Lot 64: Rare Signed Photograph of James Hilton, British Author of Lost Horizon and Goodbye, Mr. Chips
Presidential Letters, Free Franks & Speeches: Washington to Bush + Important Autographs in History, Science & the Arts
October 26, 2016
New York, NY, USALive Auction

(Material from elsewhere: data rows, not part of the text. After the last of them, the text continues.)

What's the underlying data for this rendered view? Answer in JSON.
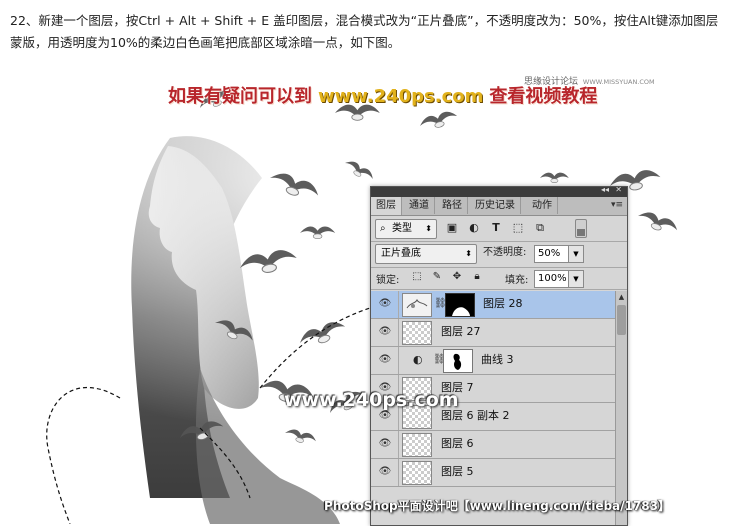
{
  "instruction": "22、新建一个图层，按Ctrl + Alt + Shift + E 盖印图层，混合模式改为“正片叠底”，不透明度改为：50%，按住Alt键添加图层蒙版，用透明度为10%的柔边白色画笔把底部区域涂暗一点，如下图。",
  "watermark_top": "思缘设计论坛",
  "watermark_top_url": "WWW.MISSYUAN.COM",
  "banner": {
    "prefix": "如果有疑问可以到",
    "url": "www.240ps.com",
    "suffix": "查看视频教程"
  },
  "overlay_url": "www.240ps.com",
  "credit": "PhotoShop平面设计吧【www.lineng.com/tieba/1783】",
  "panel": {
    "tabs": [
      {
        "label": "图层",
        "active": true
      },
      {
        "label": "通道",
        "active": false
      },
      {
        "label": "路径",
        "active": false
      },
      {
        "label": "历史记录",
        "active": false
      },
      {
        "label": "动作",
        "active": false
      }
    ],
    "kind_filter": "类型",
    "blend_mode": "正片叠底",
    "opacity_label": "不透明度:",
    "opacity_value": "50%",
    "lock_label": "锁定:",
    "fill_label": "填充:",
    "fill_value": "100%",
    "layers": [
      {
        "name": "图层 28",
        "selected": true
      },
      {
        "name": "图层 27"
      },
      {
        "name": "曲线 3"
      },
      {
        "name": "图层 7"
      },
      {
        "name": "图层 6 副本 2"
      },
      {
        "name": "图层 6"
      },
      {
        "name": "图层 5"
      }
    ]
  },
  "colors": {
    "banner_red": "#b8262b",
    "banner_url_gold": "#e2b21c",
    "selected_layer": "#a9c5ea",
    "panel_bg": "#d6d6d6"
  }
}
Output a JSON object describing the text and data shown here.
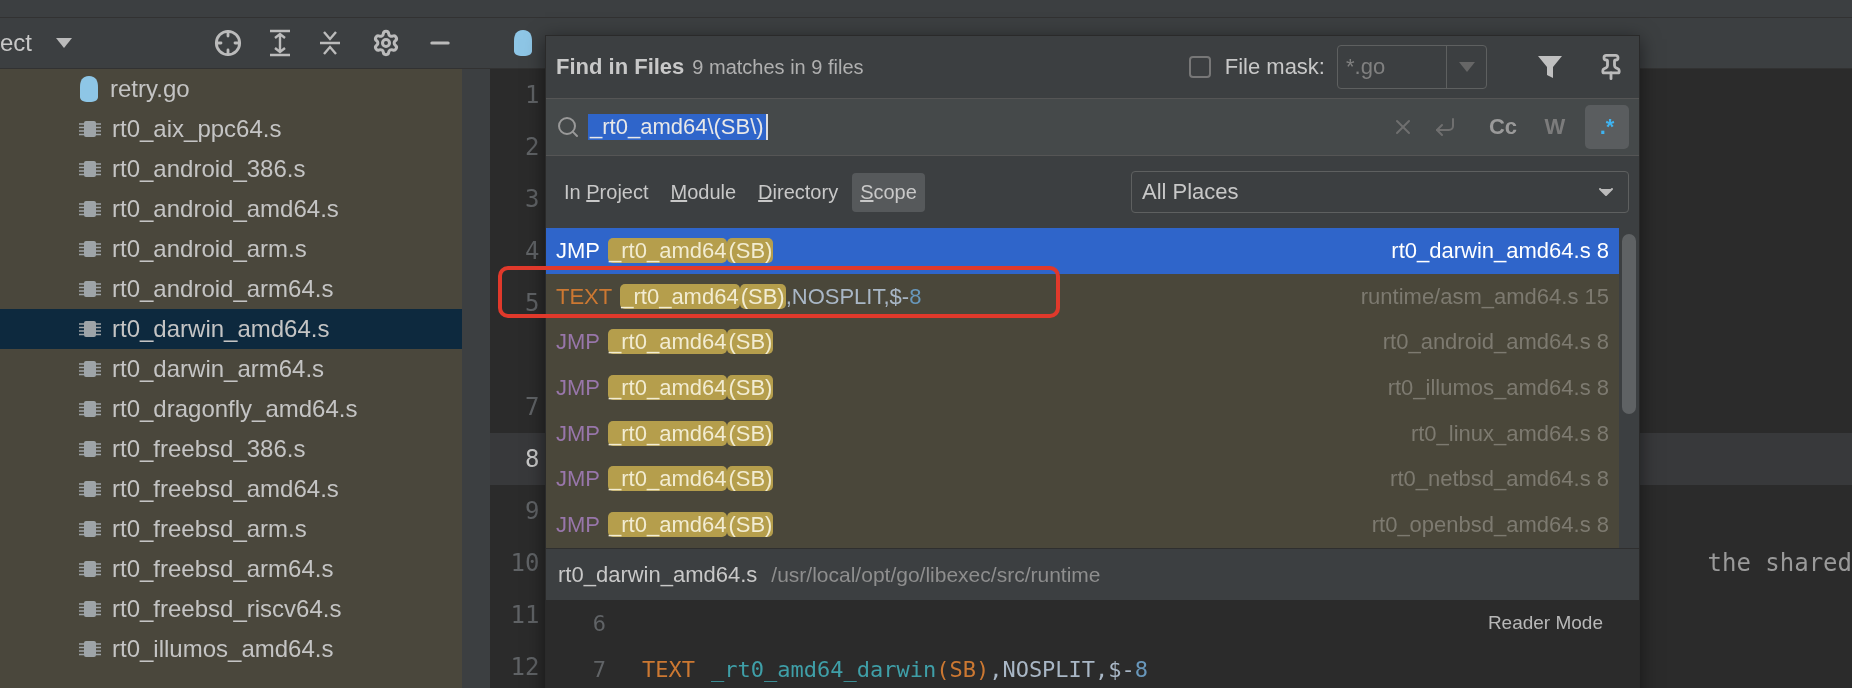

Description: HILTON, JAMES. (1900-1954). British author of such popular novels as Lost Horizon and Goodbye, Mr. Chips. SP. (“James Hilton”). 1p. 12mo. (Los Angeles, February 1, 1936). (To Almira B. Taylor, an autograph collector.) A signed black-and-white photographic postcard of Hilton casually seated in the open door of a car with a cigarette in one hand and German Shepherds at his feet. ********** Hilton published his first novel at 20 and went on to pen numerous works including several best sellers. His Lost Horizon (1933) is credited with ushering in the paperback revolution after it became, in 1939, the first mass-market paperback title published by Pocket Books. Hilton’s depiction of the fictional Tibetan utopia of Shangri-La, popularized by the 1937 film adaptation of the same name, inspired the original name of Franklin Roosevelt’s presidential hideaway, later named Camp David. Hilton’s 1924 novella Goodbye, Mr. Chips, a sentimental story of a traditional English schoolteacher, was likewise a bestseller and became a popular 1939 film. In the mid-1930s, Hilton relocated from his native England to Hollywood where he enjoyed a successful career as a screenwriter. His screenplay for Mrs. Miniver won him the 1942 Academy Award, and from 1948 to 1953 he hosted CBS Radio’s The Hallmark Playhouse. ********** In a 1951 profile published in the New York Herald Tribune Book Review, Hilton commented, “I dislike organized games, swimming pools, fashionable resorts, night clubs, music in restaurants, and political manifestoes; I enjoy driving from coast to coast, good food and drink, a few friends, dogs, the theatre, long walks, music and free conversation.” ********** Diagonally signed across the lower portion of the image in blue ink. With one light vertical crease, otherwise fine and uncommon.